    • Half-Life 2: Episode 2, for its part, introduces a ship called the Borealis as a major plot element; said ship was built by Aperture as part of an early teleportation experiment and "vanished, along with part of the dry-dock".
    • Portal 2 continues the gag with an Easter Egg where you actually find the other part of the dry-dock, complete with a life preserver labeled "Borealis", and Cave Johnson directly mentions Black Mesa in the pre-recorded messages you find in Old Aperture.
  • Street Fighter, Final Fight, and Rival Schools are all in the same universe. Several characters from Final Fight have become a regular part of Street Fighter, most notably Cody, Guy, and Rolento, and Sakura was playable in the first Rival Schools. Since Saturday Night Slam Masters is in the Final Fight timeline (Haggar is in the cast, and canonically it's what he did before he became mayor), that puts it in the same setting as well.

  • Megatokyo's Junpei has shown up in Applegeeks, and they cross over from time to time. Mostly though, they stay apart, mainly because one set of characters in in Japan and the other is in America. Plus, time passes much slower in Megatokyo than in Applegeeks.

    Web Original 
  • Almost all of the Whateley Universe stories take place among a small group of kids who go to Whateley Academy together, so there's phenomenal amounts of Continuity Overlap, to the point that it looks like the authors have to coordinate character schedules down to the day.

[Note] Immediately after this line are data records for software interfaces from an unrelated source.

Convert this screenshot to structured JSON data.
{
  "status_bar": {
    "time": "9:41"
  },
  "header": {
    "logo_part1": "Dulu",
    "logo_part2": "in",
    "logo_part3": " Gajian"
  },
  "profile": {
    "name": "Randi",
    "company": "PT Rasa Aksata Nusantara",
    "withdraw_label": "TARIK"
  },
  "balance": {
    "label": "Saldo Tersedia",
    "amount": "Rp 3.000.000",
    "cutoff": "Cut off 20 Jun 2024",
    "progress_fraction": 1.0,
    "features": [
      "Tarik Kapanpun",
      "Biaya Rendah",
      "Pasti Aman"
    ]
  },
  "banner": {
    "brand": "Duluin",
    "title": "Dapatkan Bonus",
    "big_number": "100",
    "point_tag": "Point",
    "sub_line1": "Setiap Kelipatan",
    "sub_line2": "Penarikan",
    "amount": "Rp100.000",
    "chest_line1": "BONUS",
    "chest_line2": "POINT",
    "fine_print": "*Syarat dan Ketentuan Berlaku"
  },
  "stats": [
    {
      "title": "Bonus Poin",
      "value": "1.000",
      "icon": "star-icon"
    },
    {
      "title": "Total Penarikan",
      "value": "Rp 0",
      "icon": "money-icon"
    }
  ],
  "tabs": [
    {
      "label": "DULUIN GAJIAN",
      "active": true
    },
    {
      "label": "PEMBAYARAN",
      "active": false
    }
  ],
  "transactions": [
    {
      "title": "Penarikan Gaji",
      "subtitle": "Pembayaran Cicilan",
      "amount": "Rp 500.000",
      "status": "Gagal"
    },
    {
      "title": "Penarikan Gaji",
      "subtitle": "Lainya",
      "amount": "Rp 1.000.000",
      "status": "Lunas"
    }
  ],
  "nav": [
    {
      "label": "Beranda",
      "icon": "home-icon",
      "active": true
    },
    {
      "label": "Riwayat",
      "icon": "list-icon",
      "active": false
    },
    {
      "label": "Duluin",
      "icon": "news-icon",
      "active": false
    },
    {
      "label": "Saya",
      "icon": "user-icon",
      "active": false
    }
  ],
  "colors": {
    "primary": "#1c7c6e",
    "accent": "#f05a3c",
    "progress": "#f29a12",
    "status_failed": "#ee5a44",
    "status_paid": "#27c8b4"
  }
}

    Western Animation 
  • Star Wars: Clone Wars was part of a multimedia project, now part of Star Wars Legends, depicting events following Attack of the Clones. Much like what would later be done in the film Rogue One, its third and final season was made to lead straight into Revenge of the Sith, featuring events which formed that movie's Opening Scroll. This was eventually overwritten by Star Wars: The Clone Wars.
  • Following the cancellation of The Clone Wars, Star Wars Rebels started off five years prior to A New Hope and caught up with characters from the former series, calling back to events which were to be shown in the then unproduced series finale. Rogue One, which aired in the middle of the third season of Rebels, led straight into A New Hope timeline-wise, and even included a character who originated in The Clone Wars, confirmed the continuing presence of the show's Cool Ship and two of its main characters. Ultimately, the fourth and final season, while coming to a close before Rogue One, provided some Call Forwards to that movie, most notably the return of the aforementioned character from The Clone Wars. In addition, a "Where Are They Now?" Epilogue caught up with the surviving protagonists following Return of the Jedi, while setting up a search for one who went missing.
  • Star Wars Resistance starts off some six months prior to The Force Awakens, catching up by the time of its first season finale. The Force Awakens was followed immediately by The Last Jedi timeline-wise, and so the heroes of Resistance come across the aftermath of the battle which opened the latter movie early on in their second and final season. Finally, The Rise of Skywalker, released prior to the series finale of Resistance which of course ended with the gang living to fight another day, confirms that their ships joined in The Cavalry for the Battle of Exegol, with the novelization counting their characters amongst the comm chatter.
  • Having been Un-Cancelled after some years, The Clone Wars was granted a final season which at last shown the battle which had been mentioned in Rebels. In addition, it featured cameos from a couple of Rebels characters, plus a villain from the film Solo.
  • Both the final arc of The Clone Wars and the opening of Sequel Series Star Wars: The Bad Batch take place concurrently to the galaxy-shaking events of Revenge of the Sith, most notably Order 66.